This movie has a really strong A Long Way Downcast so it’s hard to believe how bad it is. Nick Hornby is often golden at the cinema (About a Boy, High Fidelity), and Johnny Depp snatched up the rights to this novel before it was even published. Having read the book, I knew it didn’t stand up to his other work but still wasn’t prepared to be so underwhelmed by this film.  The movie ricochets between total bleakness and ooey gooey moments it doesn’t quite earn. The actors, to their credit, bring some moments of true emotion to this uneven film but aren’t really able to save it, not even the excellent, bar-raising Toni Collette and the surprisingly good Poots, who are over-directed and under-trusted to do what (it felt to me) their instincts were begging to do. Pascal Chaumeil directs this charmlessly and fails to breathe any life into this story that is about so much more than death.

A Christmas Star

A Christmas Star has some charms, I’ll admit to that.

MV5BMTU3NjQ1MzcwNF5BMl5BanBnXkFtZTgwNTk5NTg2NTE@__V1_UY1200_CR196,0,630,1200_AL_It’s made entirely in the north of Ireland, a Cinemagic project for young people to get experience in the film industry, the amateurs working alongside industry experts, training up the future of Irish film, which is a cool idea and a bit of a Christmas present in and of itself.

The script borrows heavily for typical holiday fare, so you won’t find originality in between the stilted dialogue, but there is a lot of heart.

The children of a small town take on capitalism when the primary industry – the manufacture of snow globes – is being threatened. Led by Noelle, a little girl born on Christmas day who believes she can “do miracles,” the cast of kids is surprisingly adept. James Stockdale, who plays Noelle’s best friend, is a particular stand-out for me. As you know, I am always happy to see different A_Christmas_Star_1_444_288abilities on-screen, especially when the disability is not treated as a novelty. His character just happens to be different but is still 100% part of the group. He isn’t there to be “the disabled one” and Stockdale is a bona fide actor. Christmas miracle? You tell me.

But it’s not just the cast that’s peppered with youth. Over 40 trainee crew aged 18 – 25 were mentored by industry professionals as they worked together on this film, gaining experience in all areas of filmmaking. Mentors included director Richard Elson (M.I. High, Steffi), award-winning film composer Patrick Doyle (Brave, Rise of the Planet of the Apes), music supervisor Maggie Rodford, (The King’s Speech, Anna Karenina), casting directors Hubbard Casting, (The Commitments, Dracula Untold), camera operator, Ian Fox, (Captain America: The Winter Soldier, The Amazing Spider-Man), producer Iain Smith, (Children of Men, Mad Max: Fury Road) and production manager, Terry Bamber (The Man from U.N.C.L.E, Skyfall), who all took time away from their own shooting schedules to mentor the trainees.

eLib_3309377Pierce Brosnan and Liam Neeson show up in small roles to add a little credibility to the ensembles, with sprinkles of star power from the likes of Kylie Minogue.

Cinemagic is an international film and television festival for young people and counts Neeson and Brosnan among its patrons.

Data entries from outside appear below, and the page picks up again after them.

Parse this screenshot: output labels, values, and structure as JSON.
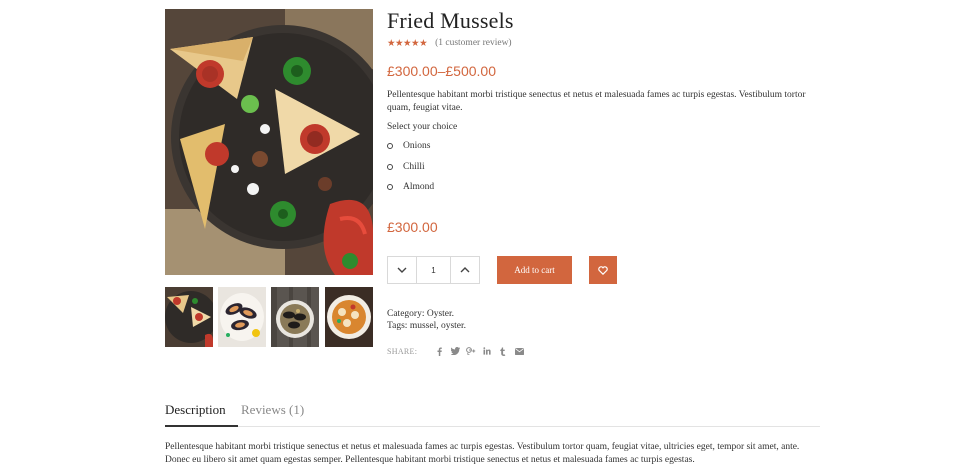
{
  "product": {
    "title": "Fried Mussels",
    "stars": "★★★★★",
    "rating_value": 5,
    "review_link": "(1 customer review)",
    "price_range": "£300.00–£500.00",
    "short_description": "Pellentesque habitant morbi tristique senectus et netus et malesuada fames ac turpis egestas. Vestibulum tortor quam, feugiat vitae.",
    "choice_label": "Select your choice",
    "choices": [
      "Onions",
      "Chilli",
      "Almond"
    ],
    "selected_price": "£300.00",
    "quantity": "1",
    "add_to_cart_label": "Add to cart",
    "category_label": "Category:",
    "category_value": "Oyster.",
    "tags_label": "Tags:",
    "tags_value": "mussel, oyster.",
    "share_label": "SHARE:",
    "share_icons": [
      "facebook-icon",
      "twitter-icon",
      "google-plus-icon",
      "linkedin-icon",
      "tumblr-icon",
      "email-icon"
    ]
  },
  "tabs": {
    "description_label": "Description",
    "reviews_label": "Reviews (1)",
    "description_text": "Pellentesque habitant morbi tristique senectus et netus et malesuada fames ac turpis egestas. Vestibulum tortor quam, feugiat vitae, ultricies eget, tempor sit amet, ante. Donec eu libero sit amet quam egestas semper. Pellentesque habitant morbi tristique senectus et netus et malesuada fames ac turpis egestas."
  },
  "colors": {
    "accent": "#d2663e",
    "text": "#333333",
    "muted": "#888888"
  }
}
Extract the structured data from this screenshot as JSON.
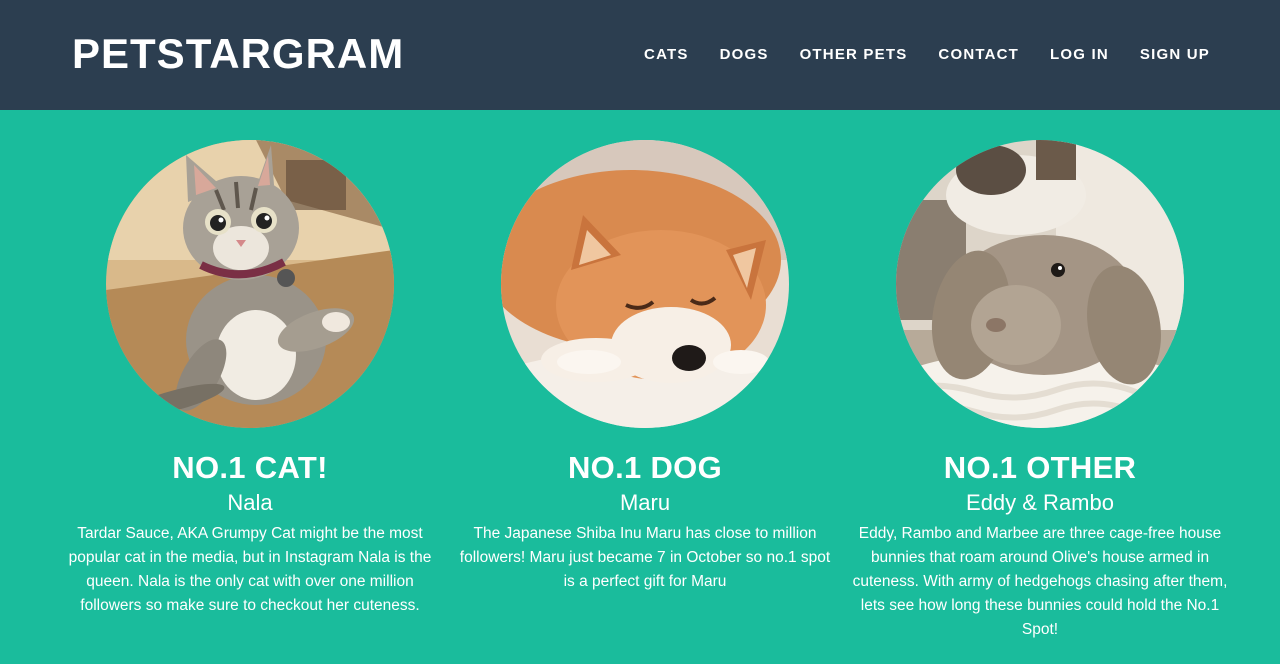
{
  "header": {
    "brand": "PETSTARGRAM",
    "nav": [
      "CATS",
      "DOGS",
      "OTHER PETS",
      "CONTACT",
      "LOG IN",
      "SIGN UP"
    ]
  },
  "colors": {
    "header_bg": "#2c3e50",
    "page_bg": "#1abc9c",
    "text": "#ffffff"
  },
  "cards": [
    {
      "title": "NO.1 CAT!",
      "name": "Nala",
      "image": "photo-of-tabby-cat-sitting",
      "text": "Tardar Sauce, AKA Grumpy Cat might be the most popular cat in the media, but in Instagram Nala is the queen. Nala is the only cat with over one million followers so make sure to checkout her cuteness."
    },
    {
      "title": "NO.1 DOG",
      "name": "Maru",
      "image": "photo-of-sleeping-shiba-inu",
      "text": "The Japanese Shiba Inu Maru has close to million followers! Maru just became 7 in October so no.1 spot is a perfect gift for Maru"
    },
    {
      "title": "NO.1 OTHER",
      "name": "Eddy & Rambo",
      "image": "photo-of-lop-eared-bunnies",
      "text": "Eddy, Rambo and Marbee are three cage-free house bunnies that roam around Olive's house armed in cuteness. With army of hedgehogs chasing after them, lets see how long these bunnies could hold the No.1 Spot!"
    }
  ]
}
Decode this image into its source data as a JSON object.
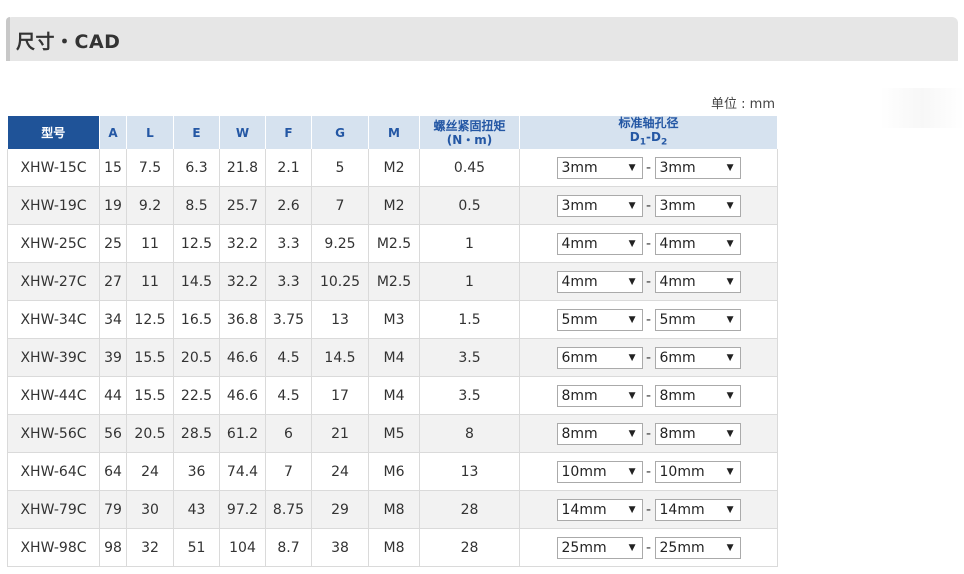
{
  "section_title": "尺寸・CAD",
  "unit_label": "单位 : mm",
  "columns": {
    "model": "型号",
    "A": "A",
    "L": "L",
    "E": "E",
    "W": "W",
    "F": "F",
    "G": "G",
    "M": "M",
    "torque_line1": "螺丝紧固扭矩",
    "torque_line2": "(N・m)",
    "bore_line1": "标准轴孔径",
    "bore_d": "D",
    "bore_sub1": "1",
    "bore_dash": "-D",
    "bore_sub2": "2"
  },
  "separator": "-",
  "rows": [
    {
      "model": "XHW-15C",
      "A": "15",
      "L": "7.5",
      "E": "6.3",
      "W": "21.8",
      "F": "2.1",
      "G": "5",
      "M": "M2",
      "torque": "0.45",
      "d1": "3mm",
      "d2": "3mm"
    },
    {
      "model": "XHW-19C",
      "A": "19",
      "L": "9.2",
      "E": "8.5",
      "W": "25.7",
      "F": "2.6",
      "G": "7",
      "M": "M2",
      "torque": "0.5",
      "d1": "3mm",
      "d2": "3mm"
    },
    {
      "model": "XHW-25C",
      "A": "25",
      "L": "11",
      "E": "12.5",
      "W": "32.2",
      "F": "3.3",
      "G": "9.25",
      "M": "M2.5",
      "torque": "1",
      "d1": "4mm",
      "d2": "4mm"
    },
    {
      "model": "XHW-27C",
      "A": "27",
      "L": "11",
      "E": "14.5",
      "W": "32.2",
      "F": "3.3",
      "G": "10.25",
      "M": "M2.5",
      "torque": "1",
      "d1": "4mm",
      "d2": "4mm"
    },
    {
      "model": "XHW-34C",
      "A": "34",
      "L": "12.5",
      "E": "16.5",
      "W": "36.8",
      "F": "3.75",
      "G": "13",
      "M": "M3",
      "torque": "1.5",
      "d1": "5mm",
      "d2": "5mm"
    },
    {
      "model": "XHW-39C",
      "A": "39",
      "L": "15.5",
      "E": "20.5",
      "W": "46.6",
      "F": "4.5",
      "G": "14.5",
      "M": "M4",
      "torque": "3.5",
      "d1": "6mm",
      "d2": "6mm"
    },
    {
      "model": "XHW-44C",
      "A": "44",
      "L": "15.5",
      "E": "22.5",
      "W": "46.6",
      "F": "4.5",
      "G": "17",
      "M": "M4",
      "torque": "3.5",
      "d1": "8mm",
      "d2": "8mm"
    },
    {
      "model": "XHW-56C",
      "A": "56",
      "L": "20.5",
      "E": "28.5",
      "W": "61.2",
      "F": "6",
      "G": "21",
      "M": "M5",
      "torque": "8",
      "d1": "8mm",
      "d2": "8mm"
    },
    {
      "model": "XHW-64C",
      "A": "64",
      "L": "24",
      "E": "36",
      "W": "74.4",
      "F": "7",
      "G": "24",
      "M": "M6",
      "torque": "13",
      "d1": "10mm",
      "d2": "10mm"
    },
    {
      "model": "XHW-79C",
      "A": "79",
      "L": "30",
      "E": "43",
      "W": "97.2",
      "F": "8.75",
      "G": "29",
      "M": "M8",
      "torque": "28",
      "d1": "14mm",
      "d2": "14mm"
    },
    {
      "model": "XHW-98C",
      "A": "98",
      "L": "32",
      "E": "51",
      "W": "104",
      "F": "8.7",
      "G": "38",
      "M": "M8",
      "torque": "28",
      "d1": "25mm",
      "d2": "25mm"
    }
  ],
  "dropdown_arrow": "▼"
}
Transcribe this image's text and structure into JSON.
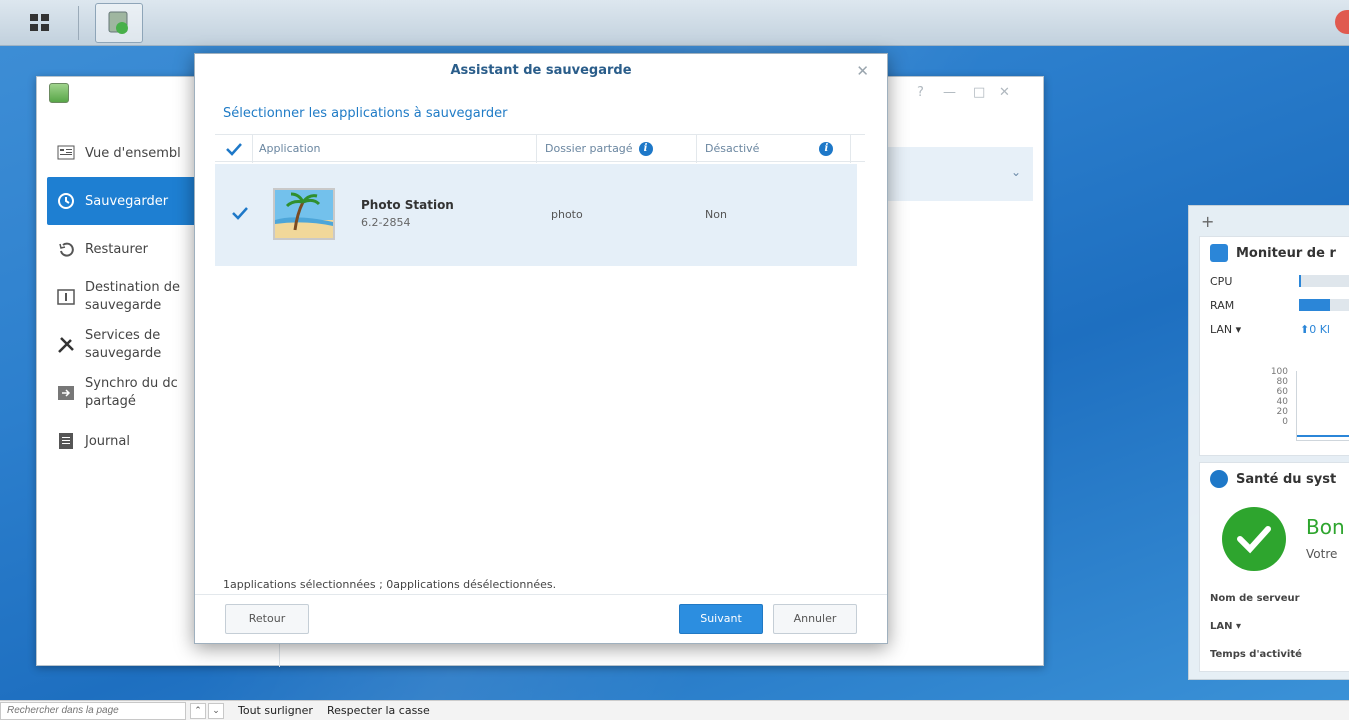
{
  "taskbar": {
    "main_menu_icon": "grid-icon",
    "active_app_icon": "backup-app-icon"
  },
  "app_window": {
    "sidebar": [
      {
        "label": "Vue d'ensembl",
        "icon": "overview-icon"
      },
      {
        "label": "Sauvegarder",
        "icon": "backup-icon",
        "active": true
      },
      {
        "label": "Restaurer",
        "icon": "restore-icon"
      },
      {
        "label": "Destination de",
        "label2": "sauvegarde",
        "icon": "destination-icon"
      },
      {
        "label": "Services de",
        "label2": "sauvegarde",
        "icon": "services-icon"
      },
      {
        "label": "Synchro du dc",
        "label2": "partagé",
        "icon": "sync-icon"
      },
      {
        "label": "Journal",
        "icon": "journal-icon"
      }
    ]
  },
  "dialog": {
    "title": "Assistant de sauvegarde",
    "subtitle": "Sélectionner les applications à sauvegarder",
    "columns": {
      "application": "Application",
      "shared_folder": "Dossier partagé",
      "disabled": "Désactivé"
    },
    "rows": [
      {
        "name": "Photo Station",
        "version": "6.2-2854",
        "shared_folder": "photo",
        "disabled": "Non",
        "checked": true
      }
    ],
    "status": "1applications sélectionnées ; 0applications désélectionnées.",
    "buttons": {
      "back": "Retour",
      "next": "Suivant",
      "cancel": "Annuler"
    }
  },
  "widgets": {
    "plus": "+",
    "monitor": {
      "title": "Moniteur de r",
      "cpu_label": "CPU",
      "cpu_level": 0.04,
      "ram_label": "RAM",
      "ram_level": 0.6,
      "lan_label": "LAN ▾",
      "lan_value": "⬆0 Kl",
      "axis": [
        "100",
        "80",
        "60",
        "40",
        "20",
        "0"
      ]
    },
    "health": {
      "title": "Santé du syst",
      "status": "Bon",
      "sub": "Votre",
      "server_name": "Nom de serveur",
      "lan": "LAN ▾",
      "uptime": "Temps d'activité"
    }
  },
  "findbar": {
    "placeholder": "Rechercher dans la page",
    "highlight_all": "Tout surligner",
    "match_case": "Respecter la casse"
  },
  "colors": {
    "accent": "#1e7fd2",
    "success": "#2ea52e",
    "title": "#2a5d8a"
  }
}
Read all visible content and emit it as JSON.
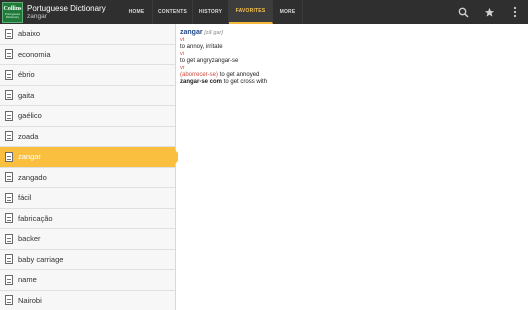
{
  "header": {
    "logo": {
      "line1": "Collins",
      "line2": "Portuguese",
      "line3": "Dictionary"
    },
    "title": "Portuguese Dictionary",
    "subtitle": "zangar"
  },
  "tabs": [
    {
      "label": "HOME",
      "active": false
    },
    {
      "label": "CONTENTS",
      "active": false
    },
    {
      "label": "HISTORY",
      "active": false
    },
    {
      "label": "FAVORITES",
      "active": true
    },
    {
      "label": "MORE",
      "active": false
    }
  ],
  "actions": {
    "search_icon": "search-icon",
    "favorite_icon": "star-icon",
    "menu_icon": "overflow-menu-icon"
  },
  "word_list": [
    "abaixo",
    "economia",
    "ébrio",
    "gaita",
    "gaélico",
    "zoada",
    "zangar",
    "zangado",
    "fácil",
    "fabricação",
    "backer",
    "baby carriage",
    "name",
    "Nairobi"
  ],
  "selected_index": 6,
  "entry": {
    "headword": "zangar",
    "pronunciation": "[zãˈgar]",
    "sense1_pos": "vt",
    "sense1_def": "to annoy, irritate",
    "sense2_pos": "vi",
    "sense2_def": "to get angry",
    "sense2_def_extra": "zangar-se",
    "sense3_pos": "vr",
    "sense3_xref": "(aborrecer-se)",
    "sense3_def": "to get annoyed",
    "phrase": "zangar-se com",
    "phrase_def": "to get cross with"
  },
  "colors": {
    "accent": "#fbbf3f",
    "topbar": "#2f2f2f",
    "headword": "#23498a",
    "pos": "#d44a3c"
  }
}
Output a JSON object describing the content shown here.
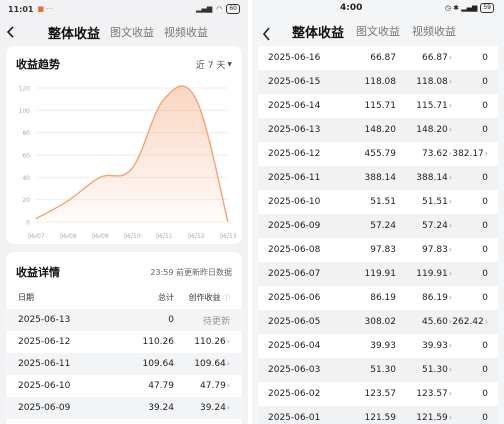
{
  "left": {
    "status": {
      "time": "11:01",
      "network": "5G",
      "battery": "60"
    },
    "tabs": [
      "整体收益",
      "图文收益",
      "视频收益"
    ],
    "trend": {
      "title": "收益趋势",
      "range": "近 7 天"
    },
    "detail": {
      "title": "收益详情",
      "note": "23:59 前更新昨日数据",
      "headers": {
        "date": "日期",
        "total": "总计",
        "create": "创作收益"
      },
      "rows": [
        {
          "date": "2025-06-13",
          "total": "0",
          "create": "待更新",
          "pending": true
        },
        {
          "date": "2025-06-12",
          "total": "110.26",
          "create": "110.26"
        },
        {
          "date": "2025-06-11",
          "total": "109.64",
          "create": "109.64"
        },
        {
          "date": "2025-06-10",
          "total": "47.79",
          "create": "47.79"
        },
        {
          "date": "2025-06-09",
          "total": "39.24",
          "create": "39.24"
        }
      ]
    }
  },
  "right": {
    "status": {
      "time": "4:00",
      "battery": "59"
    },
    "tabs": [
      "整体收益",
      "图文收益",
      "视频收益"
    ],
    "rows": [
      {
        "date": "2025-06-16",
        "total": "66.87",
        "create": "66.87",
        "extra": "0"
      },
      {
        "date": "2025-06-15",
        "total": "118.08",
        "create": "118.08",
        "extra": "0"
      },
      {
        "date": "2025-06-14",
        "total": "115.71",
        "create": "115.71",
        "extra": "0"
      },
      {
        "date": "2025-06-13",
        "total": "148.20",
        "create": "148.20",
        "extra": "0"
      },
      {
        "date": "2025-06-12",
        "total": "455.79",
        "create": "73.62",
        "extra": "382.17",
        "extra_link": true
      },
      {
        "date": "2025-06-11",
        "total": "388.14",
        "create": "388.14",
        "extra": "0"
      },
      {
        "date": "2025-06-10",
        "total": "51.51",
        "create": "51.51",
        "extra": "0"
      },
      {
        "date": "2025-06-09",
        "total": "57.24",
        "create": "57.24",
        "extra": "0"
      },
      {
        "date": "2025-06-08",
        "total": "97.83",
        "create": "97.83",
        "extra": "0"
      },
      {
        "date": "2025-06-07",
        "total": "119.91",
        "create": "119.91",
        "extra": "0"
      },
      {
        "date": "2025-06-06",
        "total": "86.19",
        "create": "86.19",
        "extra": "0"
      },
      {
        "date": "2025-06-05",
        "total": "308.02",
        "create": "45.60",
        "extra": "262.42",
        "extra_link": true
      },
      {
        "date": "2025-06-04",
        "total": "39.93",
        "create": "39.93",
        "extra": "0"
      },
      {
        "date": "2025-06-03",
        "total": "51.30",
        "create": "51.30",
        "extra": "0"
      },
      {
        "date": "2025-06-02",
        "total": "123.57",
        "create": "123.57",
        "extra": "0"
      },
      {
        "date": "2025-06-01",
        "total": "121.59",
        "create": "121.59",
        "extra": "0"
      }
    ]
  },
  "chart_data": {
    "type": "area",
    "categories": [
      "06/07",
      "06/08",
      "06/09",
      "06/10",
      "06/11",
      "06/12",
      "06/13"
    ],
    "values": [
      3,
      19,
      40,
      48,
      110,
      110,
      0
    ],
    "yticks": [
      0,
      20,
      40,
      60,
      80,
      100,
      120
    ],
    "ylim": [
      0,
      120
    ],
    "color": "#f5a377",
    "title": "收益趋势"
  },
  "colors": {
    "accent": "#f5a377",
    "bg": "#f2f2f4"
  }
}
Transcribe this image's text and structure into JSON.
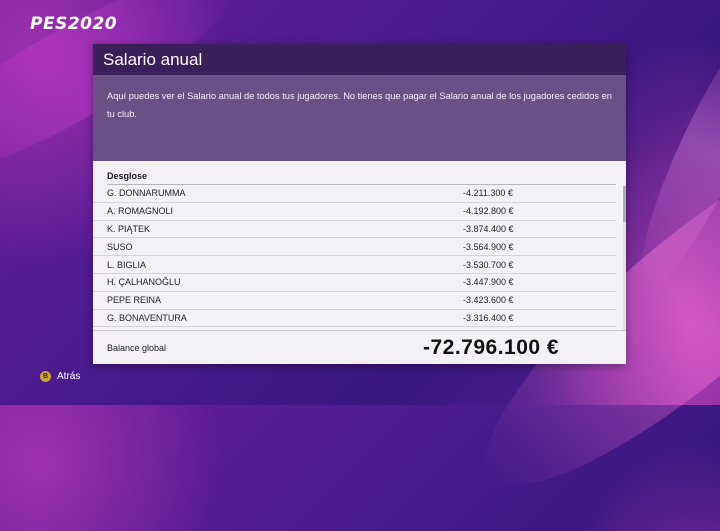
{
  "game": {
    "logo": "PES2020"
  },
  "panel": {
    "title": "Salario anual",
    "description": "Aquí puedes ver el Salario anual de todos tus jugadores. No tienes que pagar el Salario anual de los jugadores cedidos en tu club."
  },
  "breakdown": {
    "title": "Desglose",
    "rows": [
      {
        "name": "G. DONNARUMMA",
        "amount": "-4.211.300 €"
      },
      {
        "name": "A. ROMAGNOLI",
        "amount": "-4.192.800 €"
      },
      {
        "name": "K. PIĄTEK",
        "amount": "-3.874.400 €"
      },
      {
        "name": "SUSO",
        "amount": "-3.564.900 €"
      },
      {
        "name": "L. BIGLIA",
        "amount": "-3.530.700 €"
      },
      {
        "name": "H. ÇALHANOĞLU",
        "amount": "-3.447.900 €"
      },
      {
        "name": "PEPE REINA",
        "amount": "-3.423.600 €"
      },
      {
        "name": "G. BONAVENTURA",
        "amount": "-3.316.400 €"
      }
    ]
  },
  "total": {
    "label": "Balance global",
    "value": "-72.796.100 €"
  },
  "footer": {
    "back_button_glyph": "B",
    "back_label": "Atrás"
  },
  "colors": {
    "header": "#3b1f58",
    "description_bg": "#6a5084",
    "panel_bg": "#f3f1f6",
    "button_b": "#c9a23a"
  }
}
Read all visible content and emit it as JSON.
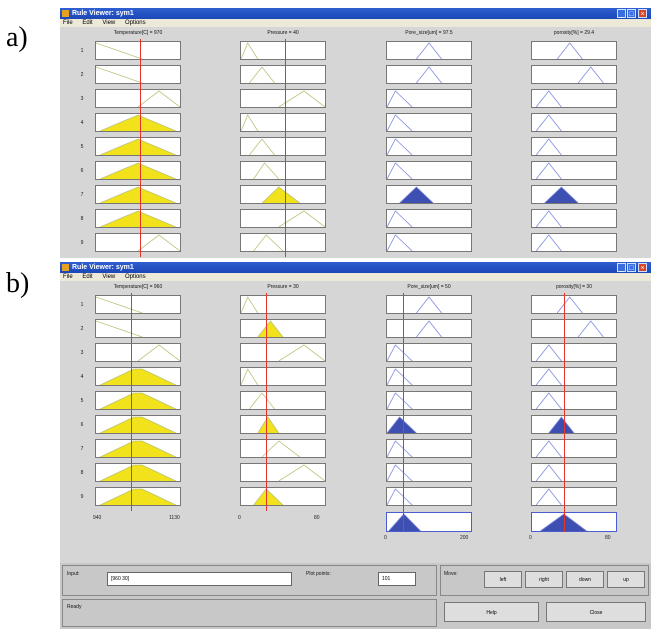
{
  "labels": {
    "a": "a)",
    "b": "b)"
  },
  "colors": {
    "yellow": "#f1e21c",
    "blue": "#3d4fb0",
    "red": "#e8332a",
    "input_line": "#b9c37a",
    "output_line": "#7f8be0"
  },
  "window_a": {
    "title": "Rule Viewer: sym1",
    "menu": [
      "File",
      "Edit",
      "View",
      "Options"
    ],
    "headers": [
      "Temperature[C] = 970",
      "Pressure = 40",
      "Pore_size[um] = 97.5",
      "porosity[%] = 29.4"
    ],
    "rows": [
      "1",
      "2",
      "3",
      "4",
      "5",
      "6",
      "7",
      "8",
      "9"
    ]
  },
  "window_b": {
    "title": "Rule Viewer: sym1",
    "menu": [
      "File",
      "Edit",
      "View",
      "Options"
    ],
    "headers": [
      "Temperature[C] = 960",
      "Pressure = 30",
      "Pore_size[um] = 50",
      "porosity[%] = 30"
    ],
    "rows": [
      "1",
      "2",
      "3",
      "4",
      "5",
      "6",
      "7",
      "8",
      "9"
    ],
    "axis": {
      "temp_min": "940",
      "temp_max": "1130",
      "press_min": "0",
      "press_max": "80",
      "pore_min": "0",
      "pore_max": "200",
      "poro_min": "0",
      "poro_max": "80"
    }
  },
  "bottom": {
    "input_label": "Input:",
    "input_value": "[960 30]",
    "plot_points_label": "Plot points:",
    "plot_points_value": "101",
    "move_label": "Move:",
    "buttons": {
      "left": "left",
      "right": "right",
      "down": "down",
      "up": "up",
      "help": "Help",
      "close": "Close"
    },
    "status": "Ready"
  }
}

It’s clearly putting its money where its mouth is in putting on productions like this, and I’ll be glad to see more from them in the future.

A Christmas Star will be playing on television this week:

Thurs 24th Dec 4.25pm: UTV Ireland: A Christmas Star
Fri 25th Dec 10.55am: UTV Ireland: A Christmas Star

And I found it on Netflix!